Exercise prompt: Which lines in the data below contain the word "date"? Return each of them.
====== Dataset ======
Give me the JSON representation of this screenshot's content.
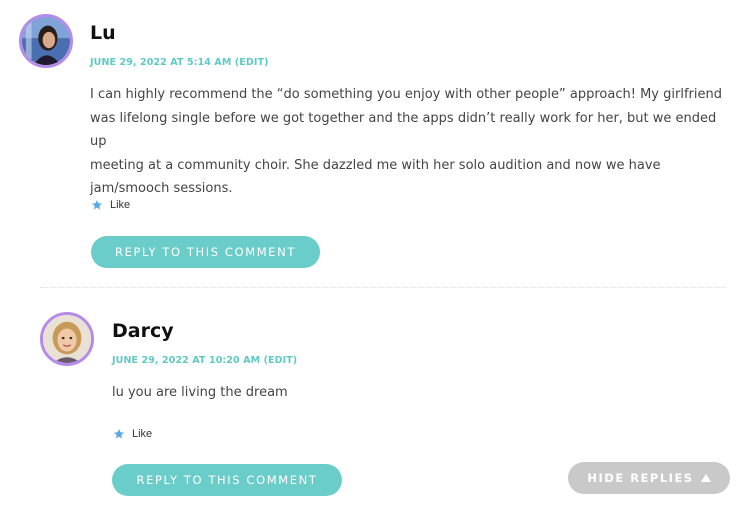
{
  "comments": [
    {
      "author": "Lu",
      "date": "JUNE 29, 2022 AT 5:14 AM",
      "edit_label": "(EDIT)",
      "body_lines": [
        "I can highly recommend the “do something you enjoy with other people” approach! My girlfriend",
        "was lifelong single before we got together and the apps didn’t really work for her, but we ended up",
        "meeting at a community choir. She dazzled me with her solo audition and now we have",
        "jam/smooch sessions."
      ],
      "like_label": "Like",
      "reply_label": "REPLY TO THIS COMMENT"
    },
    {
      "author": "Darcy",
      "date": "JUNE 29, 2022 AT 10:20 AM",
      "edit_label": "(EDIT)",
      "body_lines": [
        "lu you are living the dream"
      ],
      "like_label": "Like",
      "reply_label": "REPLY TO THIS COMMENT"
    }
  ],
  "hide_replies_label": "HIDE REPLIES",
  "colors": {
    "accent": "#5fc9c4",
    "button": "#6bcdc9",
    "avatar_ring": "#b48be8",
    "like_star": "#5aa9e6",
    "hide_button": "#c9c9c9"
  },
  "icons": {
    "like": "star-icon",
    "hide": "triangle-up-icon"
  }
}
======
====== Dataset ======
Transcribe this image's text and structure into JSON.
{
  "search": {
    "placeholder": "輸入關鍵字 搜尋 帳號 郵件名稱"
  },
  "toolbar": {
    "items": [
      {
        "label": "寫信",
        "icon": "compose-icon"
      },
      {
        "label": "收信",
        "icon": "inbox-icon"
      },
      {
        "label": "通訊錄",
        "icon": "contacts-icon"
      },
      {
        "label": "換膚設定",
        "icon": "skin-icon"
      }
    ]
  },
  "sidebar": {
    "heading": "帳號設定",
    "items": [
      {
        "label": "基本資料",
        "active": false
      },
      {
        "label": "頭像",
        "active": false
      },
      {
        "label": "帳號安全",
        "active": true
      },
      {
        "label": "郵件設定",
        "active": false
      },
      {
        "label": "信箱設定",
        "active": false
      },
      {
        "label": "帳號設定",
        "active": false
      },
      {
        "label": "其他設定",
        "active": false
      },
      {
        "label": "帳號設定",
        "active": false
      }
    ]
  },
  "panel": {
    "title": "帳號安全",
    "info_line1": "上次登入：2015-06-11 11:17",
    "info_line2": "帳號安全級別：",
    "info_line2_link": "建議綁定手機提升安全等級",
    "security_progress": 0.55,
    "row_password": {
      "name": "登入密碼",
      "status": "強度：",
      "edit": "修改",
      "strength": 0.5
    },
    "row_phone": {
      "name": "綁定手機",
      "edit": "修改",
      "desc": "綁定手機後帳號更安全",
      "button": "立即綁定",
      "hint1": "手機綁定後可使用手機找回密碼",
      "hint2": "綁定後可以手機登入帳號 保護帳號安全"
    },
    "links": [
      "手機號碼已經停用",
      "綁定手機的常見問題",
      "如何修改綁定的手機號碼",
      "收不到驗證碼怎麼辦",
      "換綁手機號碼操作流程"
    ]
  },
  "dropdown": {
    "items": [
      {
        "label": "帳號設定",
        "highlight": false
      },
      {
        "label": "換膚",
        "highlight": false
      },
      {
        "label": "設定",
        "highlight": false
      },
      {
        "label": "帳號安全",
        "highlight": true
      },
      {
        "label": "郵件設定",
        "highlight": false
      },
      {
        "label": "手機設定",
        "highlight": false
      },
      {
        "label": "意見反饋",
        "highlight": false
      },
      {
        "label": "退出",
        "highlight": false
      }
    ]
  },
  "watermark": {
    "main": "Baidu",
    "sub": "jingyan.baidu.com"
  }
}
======
Response:
      "date": "JUNE 29, 2022 AT 5:14 AM",
      "date": "JUNE 29, 2022 AT 10:20 AM",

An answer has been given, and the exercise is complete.